CUTS, PUNCTURES, OR BITES
All punctures, bites, and cuts have the potential to become infected, so they need to be checked out by a vet. If your pet is bleeding profusely, cover the area with sterile gauze and a clean towel, and then apply direct pressure until a clot forms. If there’s an object penetrating the wound, like a stick, do not attempt to remove it. If the wound is not bleeding, remove any debris you see and clean the area with sterile saline solution or clean water. (Note: Do not use alcohol or hydrogen peroxide, which can damage the tissue.) Apply clean gauze and wrap a bandage around it to keep the area clean and stop your cat or dog from licking it.
If your pet gets hit by a car, lay them on a flat board and strap them down to help prevent movement. Make sure you don’t put pressure on their chest, which can hinder breathing. If you suspect your pet has sustained a head injury, tilt the board so that your pet’s head is slightly above its body during transport. If you see any broken bones, do what you can to minimize excessive motion, but don’t attempt to splint them. Once inside the car, cover your cat or dog with a blanket to help prevent shock.
After any car trauma — even if your pet does not appear to be injured — it’s still critical you have a vet examine them. Many animals suffer internal injuries that are not obvious, and they may be very serious if not given immediate veterinary attention.
If your cat or dog has a seizure, move furniture and other objects out of the way to help prevent further injury. Do not attempt to restrain your pet and keep your hands away from their mouth — pets will not swallow their tongues, but chances are they will involuntarily bite you. Most seizures won’t last more than five minutes. Regardless of how long the seizure lasts, your pet needs to see a veterinarian immediately.
Unlike us, dogs don’t sweat out excess body heat. Though dogs typically release heat by panting, this may not always be enough to cool them down. As a result, your dog can quickly become overheated, if not acclimated. Symptoms include:
- Excessive panting and shortness of breath
- Excessive drooling
- Gum discoloration
- Fever (a body temperature above 103 degrees is considered abnormal)
- Increased pulse and heartbeat
- Excessive thirst
- Disorientation, stumbling or weakness
If your dog is overheating, get them indoors to a cool place, like an air-conditioned room or in front of a fan. Place cool, wet cloths or towels on their neck, armpits, or behind their hind legs. You can also gently wet their ears and paws with cool water. (Note: Do not use cold water. Cooling them too quickly can be just as dangerous as heat exhaustion.) If they are willing to drink, offer them cool or lukewarm water, but do not force them. Call your veterinarian as soon as possible. Even if your dog seems to be recovering, they may need to be monitored for shock, dehydration, kidney failure, and other possible complications of heat exhaustion. Your vet will be able to advise you about next steps. If your dog loses consciousness or begins vomiting, seizing, etc. take them to a vet or emergency animal hospital right away.
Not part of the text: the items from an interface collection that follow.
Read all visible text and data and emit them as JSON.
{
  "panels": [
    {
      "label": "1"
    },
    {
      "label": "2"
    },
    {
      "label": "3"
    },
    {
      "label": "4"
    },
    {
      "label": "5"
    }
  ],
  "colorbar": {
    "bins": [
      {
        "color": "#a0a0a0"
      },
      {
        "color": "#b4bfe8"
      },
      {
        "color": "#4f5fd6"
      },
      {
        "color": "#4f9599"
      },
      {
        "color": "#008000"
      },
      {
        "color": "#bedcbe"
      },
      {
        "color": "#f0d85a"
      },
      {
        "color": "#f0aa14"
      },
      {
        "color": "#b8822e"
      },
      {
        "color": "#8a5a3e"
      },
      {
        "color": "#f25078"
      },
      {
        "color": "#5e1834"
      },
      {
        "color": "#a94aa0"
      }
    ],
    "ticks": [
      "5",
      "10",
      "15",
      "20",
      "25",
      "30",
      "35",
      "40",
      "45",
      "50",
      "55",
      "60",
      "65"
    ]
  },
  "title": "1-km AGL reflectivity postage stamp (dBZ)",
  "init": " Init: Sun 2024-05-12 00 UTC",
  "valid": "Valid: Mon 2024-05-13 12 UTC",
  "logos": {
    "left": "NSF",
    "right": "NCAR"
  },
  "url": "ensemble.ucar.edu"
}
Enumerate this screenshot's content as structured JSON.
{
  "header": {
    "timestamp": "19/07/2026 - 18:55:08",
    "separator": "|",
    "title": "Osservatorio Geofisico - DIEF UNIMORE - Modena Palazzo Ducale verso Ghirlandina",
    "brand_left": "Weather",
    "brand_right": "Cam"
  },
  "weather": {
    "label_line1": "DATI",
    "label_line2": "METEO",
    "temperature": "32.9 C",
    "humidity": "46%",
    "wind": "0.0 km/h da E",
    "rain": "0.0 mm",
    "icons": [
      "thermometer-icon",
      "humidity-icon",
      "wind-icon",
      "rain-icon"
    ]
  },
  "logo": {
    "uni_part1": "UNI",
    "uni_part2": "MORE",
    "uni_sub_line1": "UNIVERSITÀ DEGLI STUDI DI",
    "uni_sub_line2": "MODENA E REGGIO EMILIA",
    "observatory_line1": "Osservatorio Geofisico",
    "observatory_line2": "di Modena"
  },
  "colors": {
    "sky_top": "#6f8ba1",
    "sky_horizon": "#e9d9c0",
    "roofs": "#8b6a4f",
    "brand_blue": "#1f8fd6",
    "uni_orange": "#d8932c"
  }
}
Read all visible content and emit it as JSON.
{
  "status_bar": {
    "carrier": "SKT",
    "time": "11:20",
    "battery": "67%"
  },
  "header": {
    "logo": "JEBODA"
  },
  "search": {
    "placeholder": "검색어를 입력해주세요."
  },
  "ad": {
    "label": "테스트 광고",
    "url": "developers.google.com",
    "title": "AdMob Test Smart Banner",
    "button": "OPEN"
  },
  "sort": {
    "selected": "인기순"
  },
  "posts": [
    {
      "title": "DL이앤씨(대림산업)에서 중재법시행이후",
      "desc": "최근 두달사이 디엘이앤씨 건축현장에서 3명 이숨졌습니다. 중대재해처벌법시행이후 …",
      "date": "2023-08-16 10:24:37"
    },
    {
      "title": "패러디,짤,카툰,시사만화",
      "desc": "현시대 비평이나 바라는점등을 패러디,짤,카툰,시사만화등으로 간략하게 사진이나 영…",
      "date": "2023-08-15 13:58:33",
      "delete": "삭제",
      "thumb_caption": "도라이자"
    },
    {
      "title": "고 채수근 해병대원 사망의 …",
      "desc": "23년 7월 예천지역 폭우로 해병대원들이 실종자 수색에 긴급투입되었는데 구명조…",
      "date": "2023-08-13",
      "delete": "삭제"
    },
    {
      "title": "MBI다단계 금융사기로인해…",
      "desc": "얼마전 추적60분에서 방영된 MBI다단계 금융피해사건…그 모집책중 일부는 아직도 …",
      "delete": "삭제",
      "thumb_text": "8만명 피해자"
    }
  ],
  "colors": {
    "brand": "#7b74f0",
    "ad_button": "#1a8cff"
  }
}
If you are interested in becoming certified in Pet CPR and First Aid, check out ProTrainings “Pro Pet Hero” online course.
Have fun with your pets, stay safe, and always be prepared!
American Veterinary Medical Association